Mutation means transfer or change of title in the records of the local municipal body for the concerned property. The change in title ownership may occur due to a number of reasons like death of the original owner and subsequent transfer of the ownership due to inheritance or succession. Below is the list of reasons when the need for property mutation arise.
- When you buy a property.
- When you inherit a property.
- When you receive a property through a gift or a will.
- When you purchase a property through a power of attorney.

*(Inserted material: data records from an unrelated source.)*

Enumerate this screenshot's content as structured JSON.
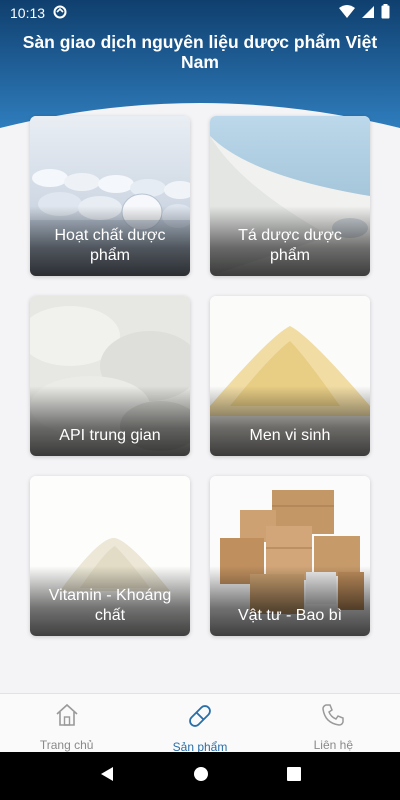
{
  "status_bar": {
    "time": "10:13"
  },
  "header": {
    "title": "Sàn giao dịch nguyên liệu dược phẩm Việt Nam"
  },
  "colors": {
    "header_top": "#0f3f6e",
    "header_bottom": "#2a73b2",
    "accent": "#2b6fa8",
    "inactive": "#8a8a8a"
  },
  "categories": [
    {
      "label": "Hoạt chất dược phẩm",
      "icon": "tablets-image"
    },
    {
      "label": "Tá dược dược phẩm",
      "icon": "powder-pile-image"
    },
    {
      "label": "API trung gian",
      "icon": "white-powder-image"
    },
    {
      "label": "Men vi sinh",
      "icon": "yellow-powder-image"
    },
    {
      "label": "Vitamin - Khoáng chất",
      "icon": "powder-mound-image"
    },
    {
      "label": "Vật tư - Bao bì",
      "icon": "cardboard-boxes-image"
    }
  ],
  "bottom_nav": {
    "items": [
      {
        "label": "Trang chủ",
        "icon": "home-icon",
        "active": false
      },
      {
        "label": "Sản phẩm",
        "icon": "capsule-icon",
        "active": true
      },
      {
        "label": "Liên hệ",
        "icon": "phone-icon",
        "active": false
      }
    ]
  }
}
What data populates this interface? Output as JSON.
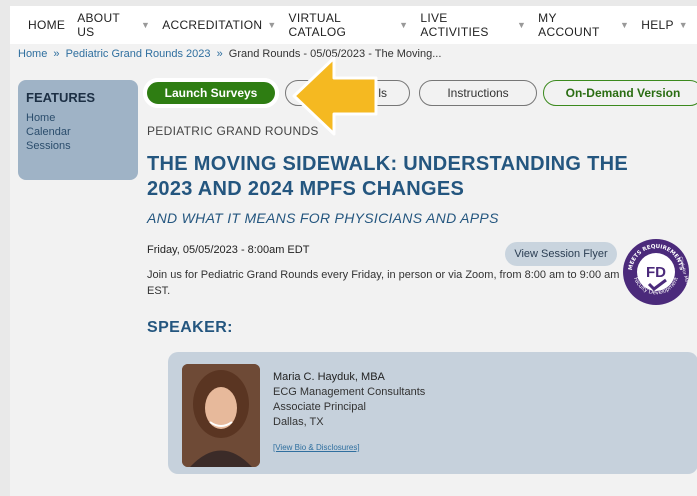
{
  "nav": {
    "items": [
      {
        "label": "HOME",
        "dropdown": false
      },
      {
        "label": "ABOUT US",
        "dropdown": true
      },
      {
        "label": "ACCREDITATION",
        "dropdown": true
      },
      {
        "label": "VIRTUAL CATALOG",
        "dropdown": true
      },
      {
        "label": "LIVE ACTIVITIES",
        "dropdown": true
      },
      {
        "label": "MY ACCOUNT",
        "dropdown": true
      },
      {
        "label": "HELP",
        "dropdown": true
      }
    ]
  },
  "breadcrumb": {
    "home": "Home",
    "sep": "»",
    "parent": "Pediatric Grand Rounds 2023",
    "current": "Grand Rounds - 05/05/2023 - The Moving..."
  },
  "features": {
    "title": "FEATURES",
    "links": [
      "Home",
      "Calendar",
      "Sessions"
    ]
  },
  "buttons": {
    "launch": "Launch Surveys",
    "details": "Details",
    "instructions": "Instructions",
    "on_demand": "On-Demand Version"
  },
  "session": {
    "eyebrow": "PEDIATRIC GRAND ROUNDS",
    "title": "THE MOVING SIDEWALK: UNDERSTANDING THE 2023 AND 2024 MPFS CHANGES",
    "subtitle": "AND WHAT IT MEANS FOR PHYSICIANS AND APPS",
    "date": "Friday, 05/05/2023 - 8:00am EDT",
    "flyer_button": "View Session Flyer",
    "description": "Join us for Pediatric Grand Rounds every Friday, in person or via Zoom, from 8:00 am to 9:00 am EST."
  },
  "badge": {
    "center": "FD",
    "ring_top": "MEETS REQUIREMENTS",
    "ring_bottom": "Faculty Development",
    "ring_right": "Click for More"
  },
  "speaker": {
    "heading": "SPEAKER:",
    "name": "Maria C. Hayduk, MBA",
    "org": "ECG Management Consultants",
    "role": "Associate Principal",
    "location": "Dallas, TX",
    "bio_link": "[View Bio & Disclosures]"
  },
  "colors": {
    "accent_green": "#2e7d12",
    "heading_blue": "#24567f",
    "arrow_yellow": "#f5b921",
    "badge_purple": "#4b2a7b"
  }
}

Land is a state subject and each state has a record of land/property deals. These records act as a proof of ownership and help the common man to keep their property investments safe. As all the information regarding land records are registered, this reduces the scope for property-related frauds. The records show who owns a particular property and what kind of encumbrances are there against it. All buyers and investors have to do, to stay clear of fraudsters is to check these records. Now, once a buyer completes the land-buying process, the responsibility to get the new information registered in the revenue records arises. Land and property mutation also helps the state to fix property tax liability. In different states, the process has different nomenclature. In Uttar Pradesh and Bihar, for example, the process is known as Dakhil-Khariz (entry-omission).
For buyers of flats and apartments, the transfer of ownership takes place as soon as the property’s registration is done; mutation is more of a legal formality, which can be completed any time after the transaction. However, one would have to show the mutation documents, if one were to sell the property in future. These documents may also be required, while applying for utilities such as power and water services.

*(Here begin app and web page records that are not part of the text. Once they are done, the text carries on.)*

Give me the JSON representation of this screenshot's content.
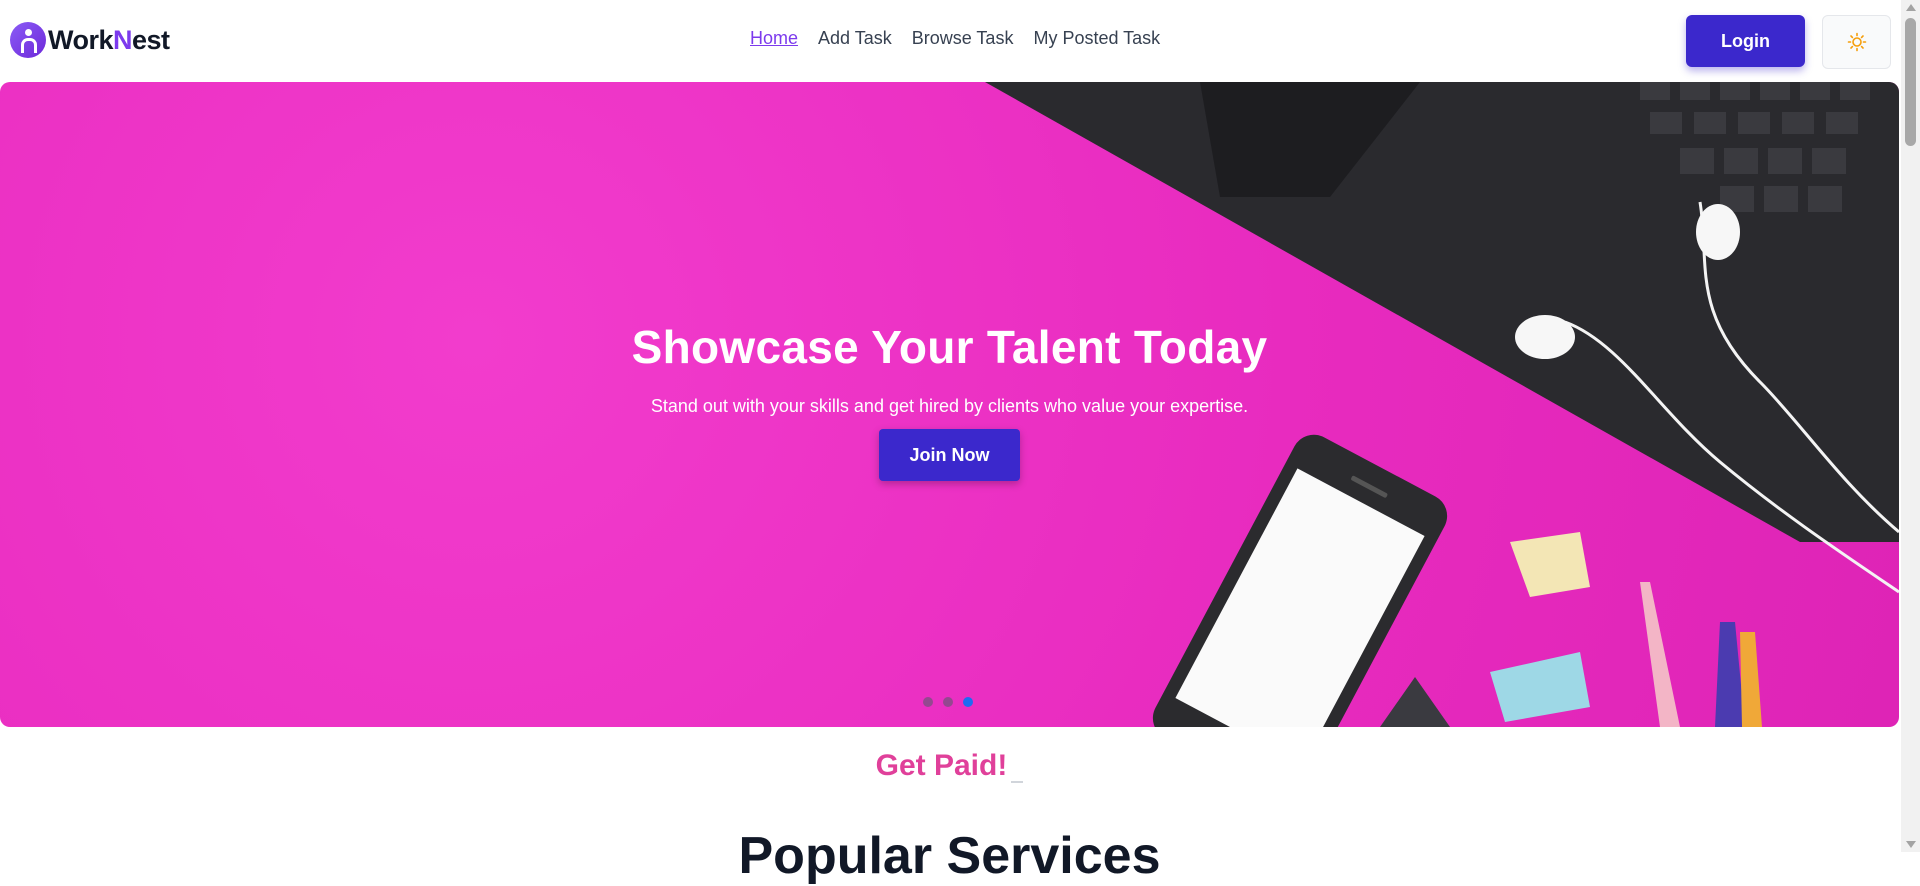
{
  "brand": {
    "prefix": "Work",
    "accent": "N",
    "suffix": "est"
  },
  "nav": {
    "links": [
      {
        "label": "Home"
      },
      {
        "label": "Add Task"
      },
      {
        "label": "Browse Task"
      },
      {
        "label": "My Posted Task"
      }
    ],
    "active": "Home",
    "login_label": "Login",
    "theme_toggle_icon": "sun-icon"
  },
  "hero": {
    "title": "Showcase Your Talent Today",
    "subtitle": "Stand out with your skills and get hired by clients who value your expertise.",
    "cta_label": "Join Now",
    "slides_count": 3,
    "active_slide": 3
  },
  "tagline": "Get Paid!",
  "next_section": {
    "title": "Popular Services"
  },
  "colors": {
    "primary": "#3b28cc",
    "accent": "#7c3aed",
    "hero_bg": "#ec2fc4",
    "tagline": "#e0409a",
    "dot_active": "#1d6cf2"
  }
}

It must be noted that in case of a land buyer, property mutation is compulsory, because without getting this done, the transfer of ownership will not be complete.
There is a difference in registration of property and mutation. While a property is registered by way of executing the sale deed, after the buyer and the seller reach a consensus, property mutation takes places after the actual transaction. The property mutation process is basically a buyer’s responsibility, wherein the buyer gets his newly-owned asset updated in his name in the local revenue office.

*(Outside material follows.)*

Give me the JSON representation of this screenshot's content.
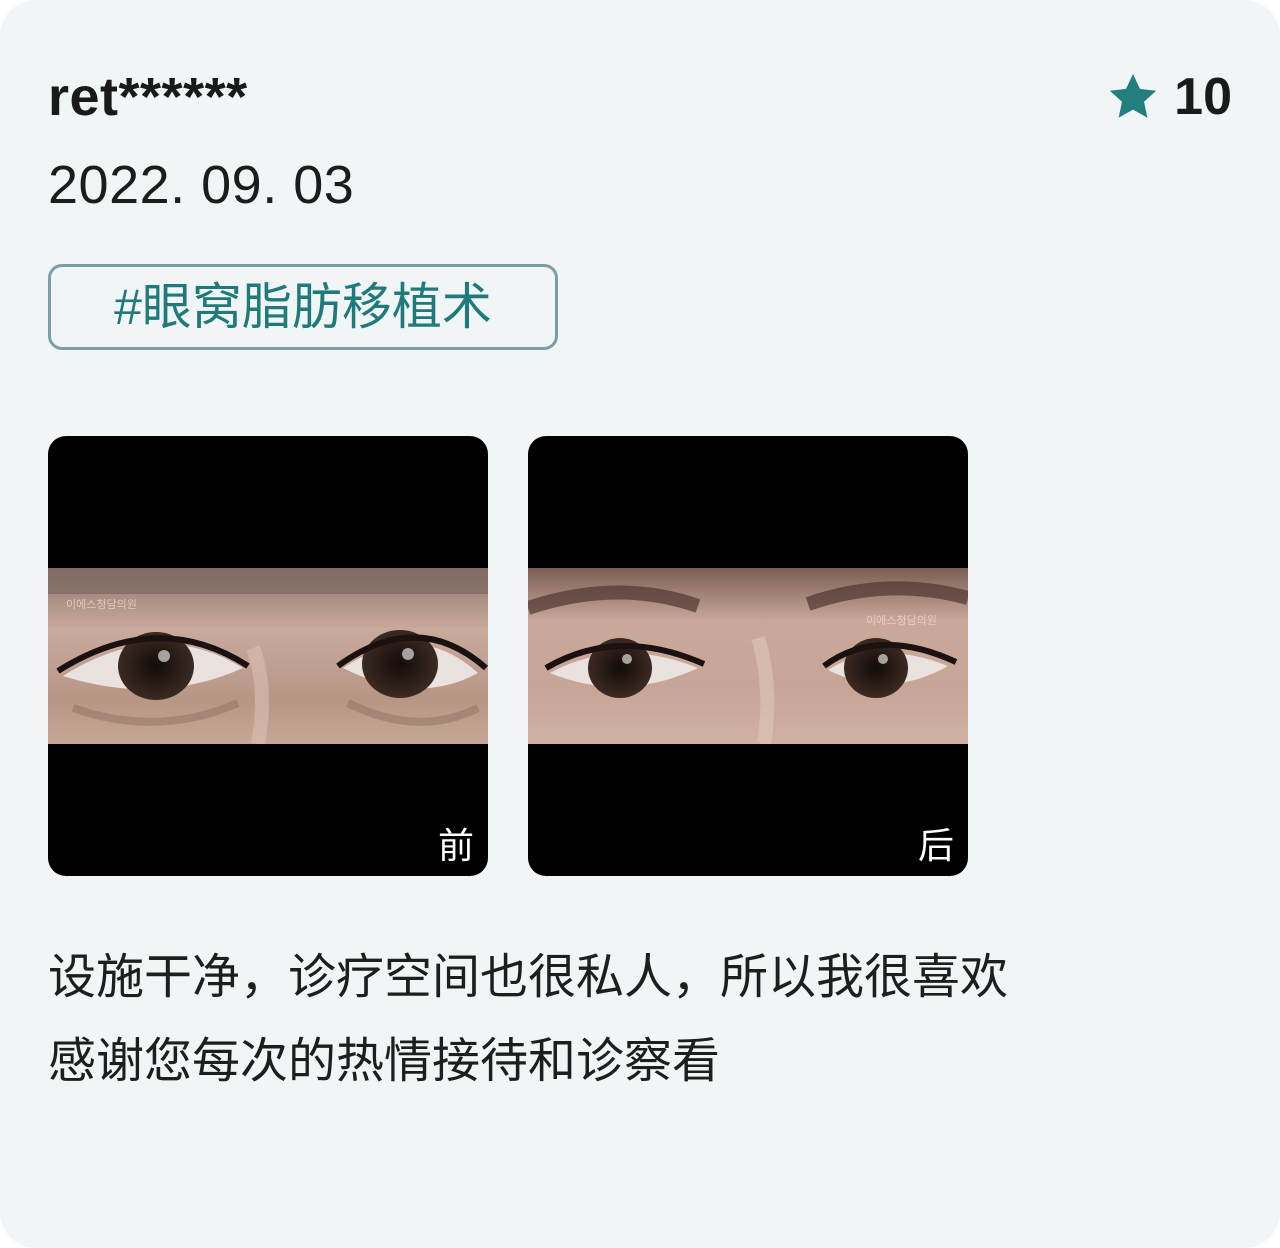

Now the point is how to apply for mutation of property. So its an online application to Municipal bodies that govern your area maintain land records and that is where you have to get the mutation of your land or property done. While you could go online and start the mutation process, since several states have launched services on that front, you would ultimately have to appear in person at the municipal office, to complete the task.
What documents are required for mutation of property?
While documents required to complete the mutation process might vary from state to state, a buyer would have to submit the following:
- Correctly filled property mutation application form
- Copy of the sale/title deed
- Affidavit on stamp papers
- Indemnity bond
- Copy of Aadhaar Card
- Property tax receipts
- Copy of will or succession certificate or death certificate of the owner (if applicable)
People have a misconception that ownership of an agricultural land or an immovable property is witnessed by the relevant entry in the revenue or the municipal records. It is true that mutation entries are relevant and primary for ascertaining the title but is not the sole deciding factor to determine legal ownership. It is common that in a dispute over title of an immovable property, the parties usually assert their title by placing reliance upon their name being reflected in the revenue records, which is not conclusive.. Owners must recall here that mutation entries can only be used as proof of possession over a property and not ownership. The Supreme Court of India has passed several judgements stating that. A bench comprising Justices M R Shah and Aniruddha Bose said it cannot be disputed that the right on the basis of the will can be claimed only after the death of the executant of the will. As per the settled proposition of law, mutation entry does not confer any right, title or interest in favour of the person and the mutation entry in the revenue record is only for the fiscal purpose, the bench said.
The apex court said that if there is any dispute with respect to the title and more particularly when the mutation entry is sought to be made on the basis of the will, the party who is claiming title/right has to approach the appropriate court. It said that the applicant’s rights can only be crystallised by approaching the court and only thereafter on the basis of the decision before the civil court necessary mutation entry can be made.
Referring to its earlier decisions, the top court said that mutation of property in revenue records neither creates nor extinguishes title to the property nor has it any presumptive value on title. Such entries are relevant only for the purpose of collecting land revenue, it said. Entries in the revenue records or jamabandi have only fiscal purpose, i.e., payment of land revenue, and no ownership is conferred on the basis of such entries. Supreme Court further observed that so far as the title of the property is concerned, it can only be decided by a competent civil court.
List of Court Judgement in this regards
- Balwant Singh & Anr. Vs. Daulat Singh (dead) by L.Rs. & Ors. (1997) 7 SCC 137
- Suman Verma Vs. Union of India & Ors., (2004) 12 SCC 57
- Sawarni v. Inder Kaur and Others AIR 1996 SC 2823
- tate of U.P. vs. Amar Singh JT 1996(10) SC 43
- Venkatachala Gounder vs. Arulmigu Viswesaraswami and V. P. Temple and another AIR 2003 S.C. 4548
Thus, it is beyond doubt that entries in revenue records are not documents of title & Mutation does not create or extinguish title in any property. These entries are only fiscal in nature to enable the State to collect revenue from the person recorded. They do not convey any rights or title in any property.